Themes and Meanings
In Metaphysics of a Two-Headed Calf, Stanisaw Ignacy Witkiewicz explores the complex relationships of a family viewed against the context of an aboriginal culture represented by King Aparura. From his expedition to Australia and New Guinea with anthropologist Bronisaw Malinowski, Witkiewicz draws on his visual memories of a tropical landscape to render what he refers to as “tropical madness,” a condition used by such characters as Mikulin, Rivers, and Parvis to justify cruelty and rapaciousness. In the world of tropical madness, brutality serves as a powerful stimulus to sexual desire, represented by Mirabella, who along with his whip is used by Parvis to excite and tempt the other characters into even further excesses.
In the background of the brutality and rapaciousness lurks the dread of the plague.
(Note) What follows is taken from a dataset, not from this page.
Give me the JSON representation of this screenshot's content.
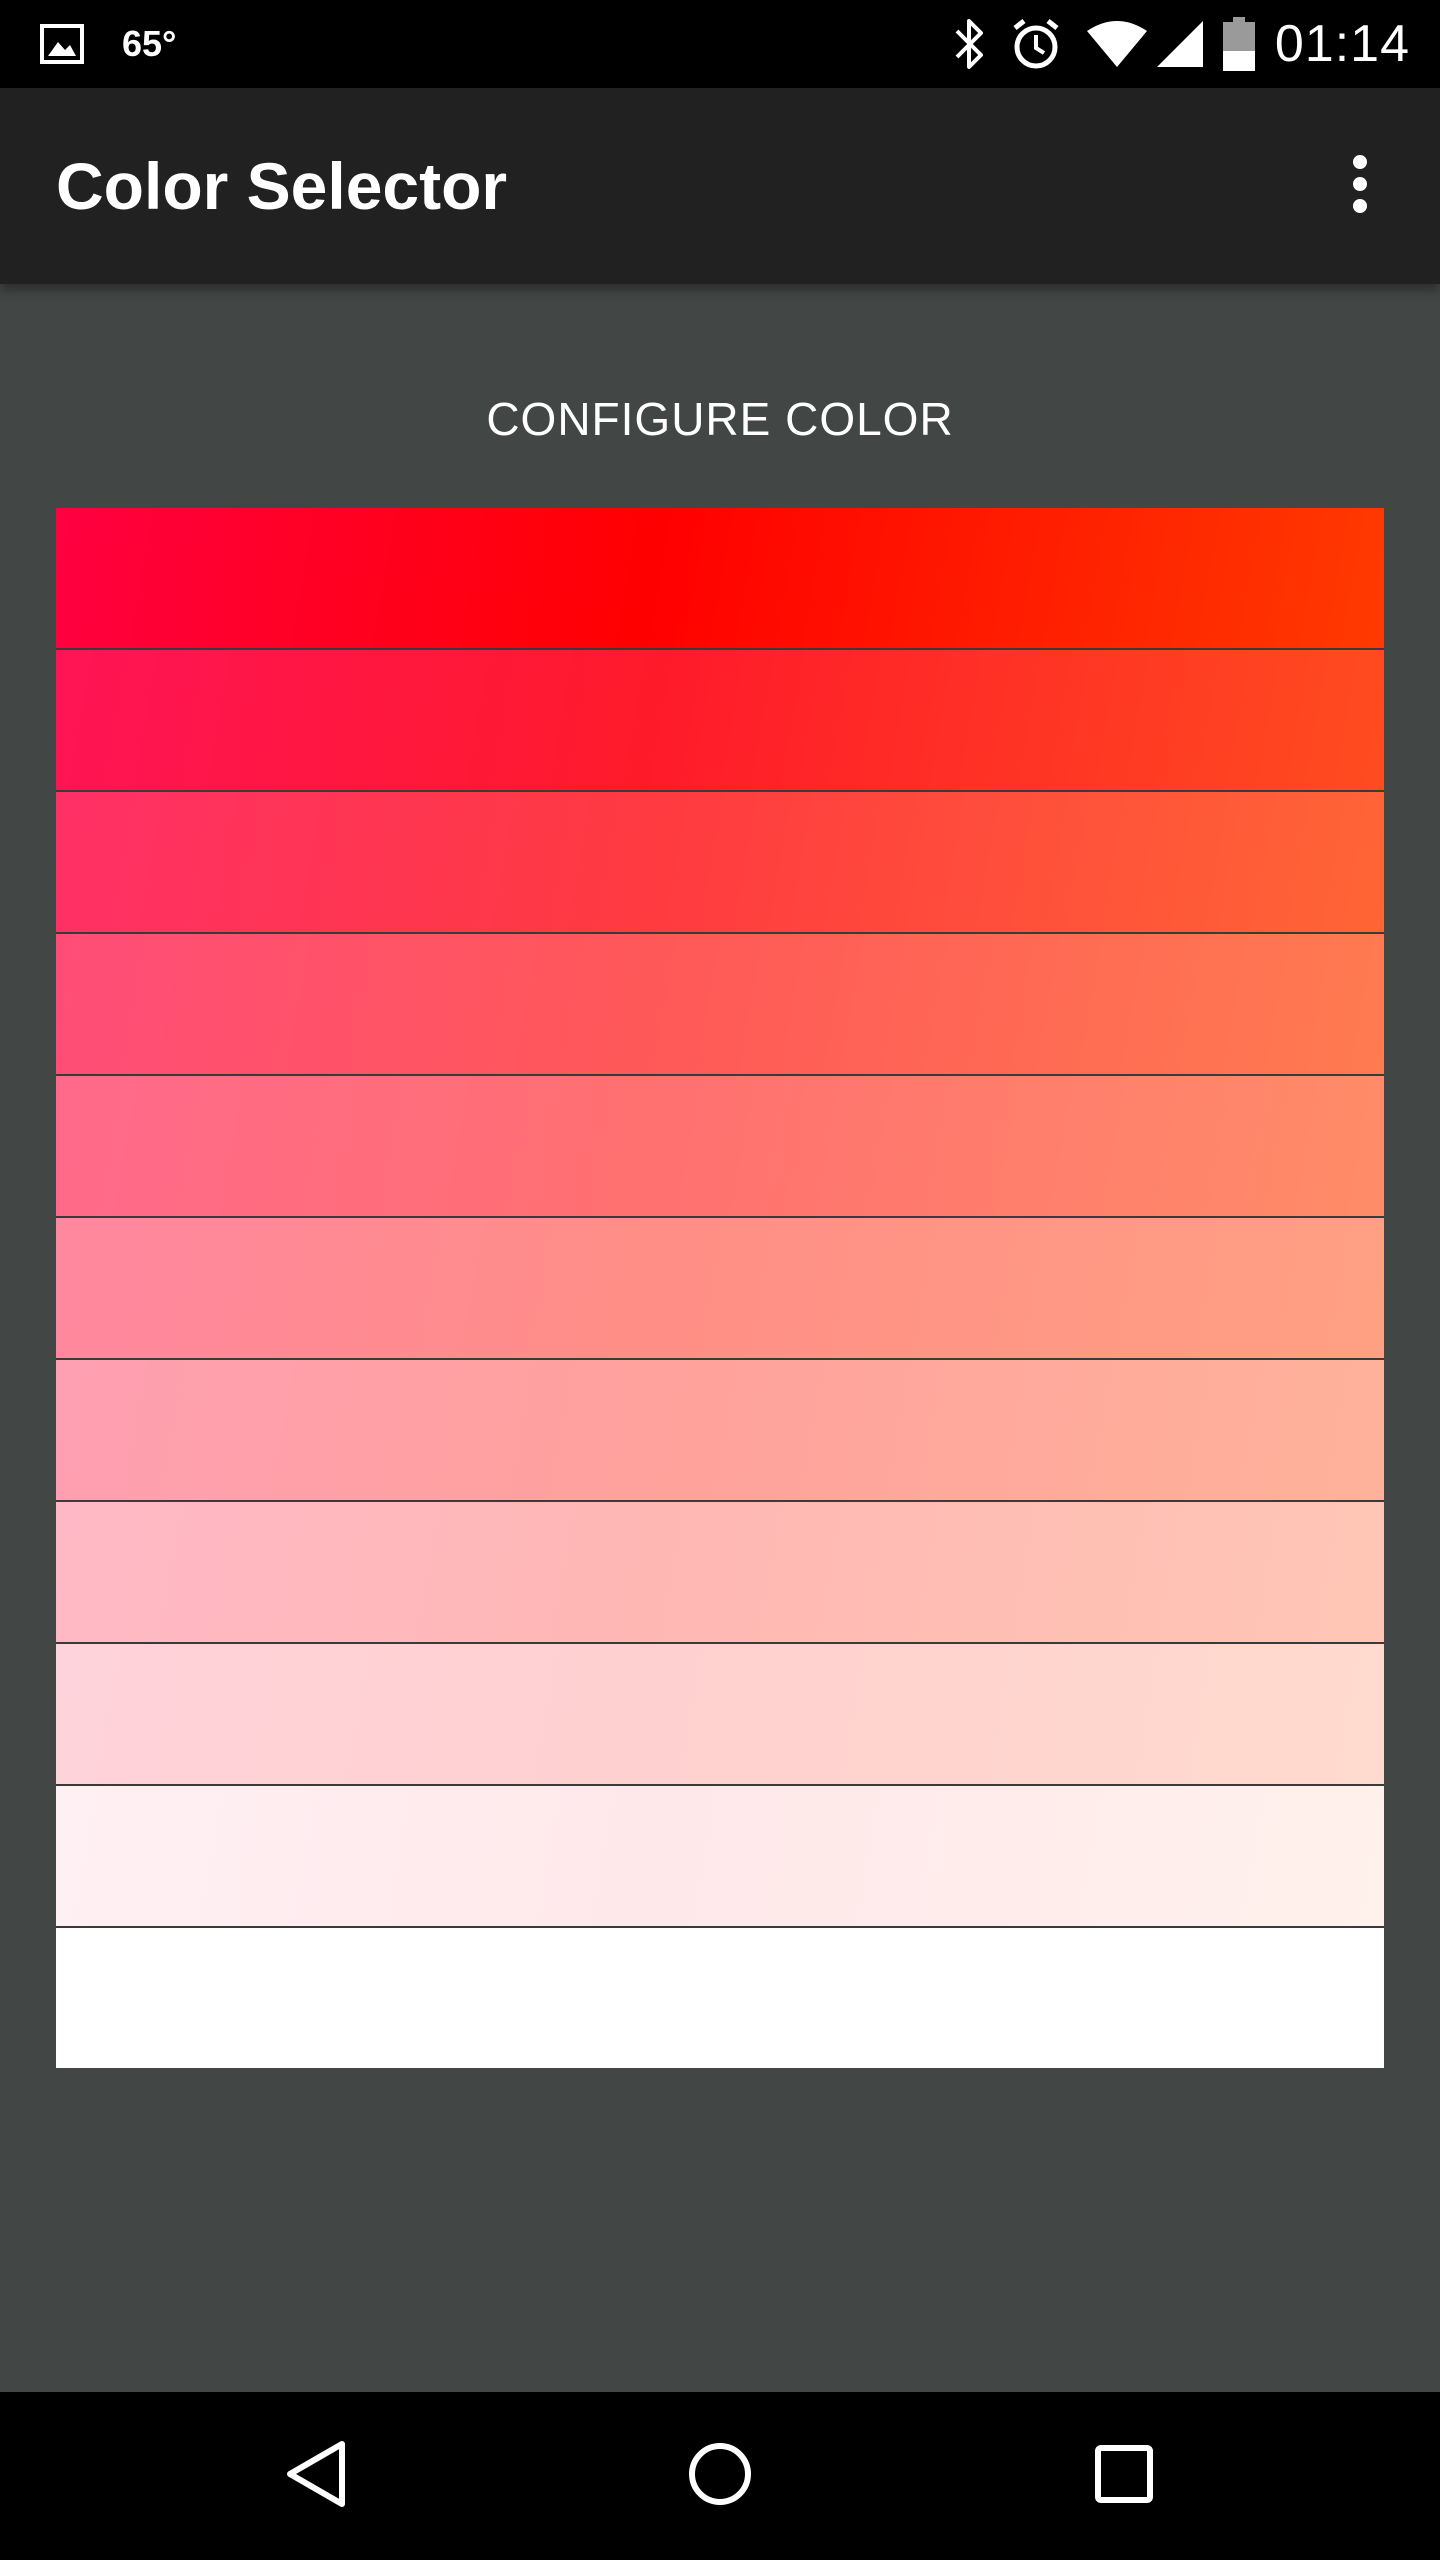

Terror of the plague, called Kala-Azar, known in Hindi as the black disease, becomes the driving force of the play and is embodied in the second act by the hooded figure dressed in black who introduces himself as the special envoy of the Golden Frog. Even in the face of terror of the plague, the Europeans are driven by their lust to possess, as when the governor sets out to the pestilential Fly River to capture a rare water bug “with green abdomen and rosy little wings” for his prized collection. When Mikulin, after his experiments on Leocadia with his worthless serum, introduces a serum that will contain the plague, the figure Kala-Azar packs himself into a trunk and is taken along by Rivers and Parvis on their journey to outback Australia. This packing in of Kala-Azar suggests that the plague itself has been...
(The entire section is 671 words.)